leash to assist, at any moment, the iron arrest of enquiry and the reckless suppression of liberty. They are the task-masters to crush the human spirit. Mechanically inured for mechanical duty, they are creatures of the routine, the circle, the groove : they are not the men to think, to reason, to soar away towards the sun of truth. They are the puppets of a show,they are only impelled and managed by unseen springs and wires.
Other countries, other powers, may see, in this uniform training, the precise means to as precise an end. They proclaim that their purpose is unitive. They would melt down all discordances of opinion into a common mould. The following extract from Le Siècle of 18th March, 1837, cannot be mistaken: “An end of this kind can only be obtained by the means of education, which, in taking generations at their source, finds neither prejudices nor interests contrary to its influence. This is above all necessary, after a revolution which has fractioned the country into so many parties; for if education were free, parents would entrust their children to those schools wherein their principles were professed ; society would still remain divided; political strife, party and religious hatreds, would thus be perpetrated from age to age; and it would be impossible for government to accomplish the peaceful mission with which it has been charged.
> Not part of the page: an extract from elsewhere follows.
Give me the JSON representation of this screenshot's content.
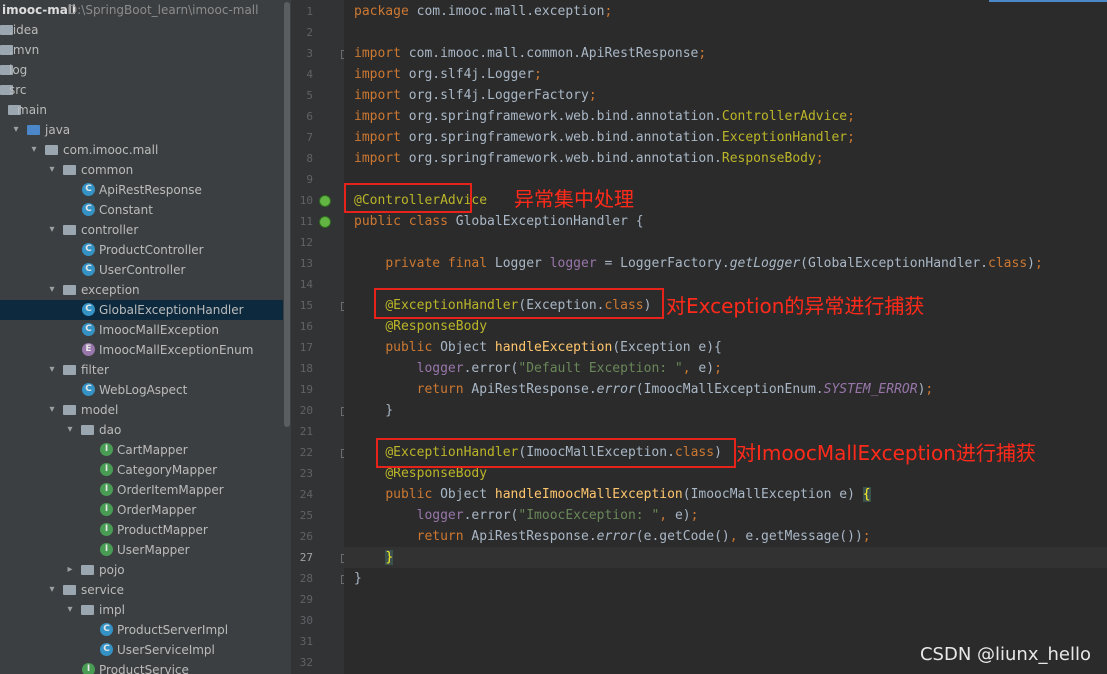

We would, therefore, have been willing enough to restrain paternal authority, and the rights
of teaching, in favour of the University, provided that University had received the impulse of a national government." Was that the wolf-bark of the Corsican dynasty ? Was it the toothless doting of the elder Bourbon ? It is the apology of the second revolution, of the regenerated nation, of the popular kingship, of la Jeune France, in favour of its educatory catholicon! The University, it is intimated, is not quite in unison with the movement. There is no Napoleon to cow it. There is no Charles to entice it. If it were less independent, more democratic, it might take the masterdom of all the ideas and convictions of the people! This may be the language only of journalism. Another extract shall be taken from the Report which was drawn upon Public Instruction, 1837, by M. Dubois, member for La Loire, member of the Royal Council of Public Instruction, a general Inspector of the University, and Director of the Normal School. “ Thank God and the progress of civilization, it is now admitted that the State cannot allow the education of the people, nor yet the higher branches of knowledge, to be exposed to the mercy of political and religious parties, and to the changes of private industry.”
“ Can a government allow the principles, the rules, the manners, and the habits, religious, civil, and political, on which it is founded, to be tossed about by every wind of doctrine ? Every day, complaints are heard about the anarchy which prevails in public opinion. Would it, by chance, be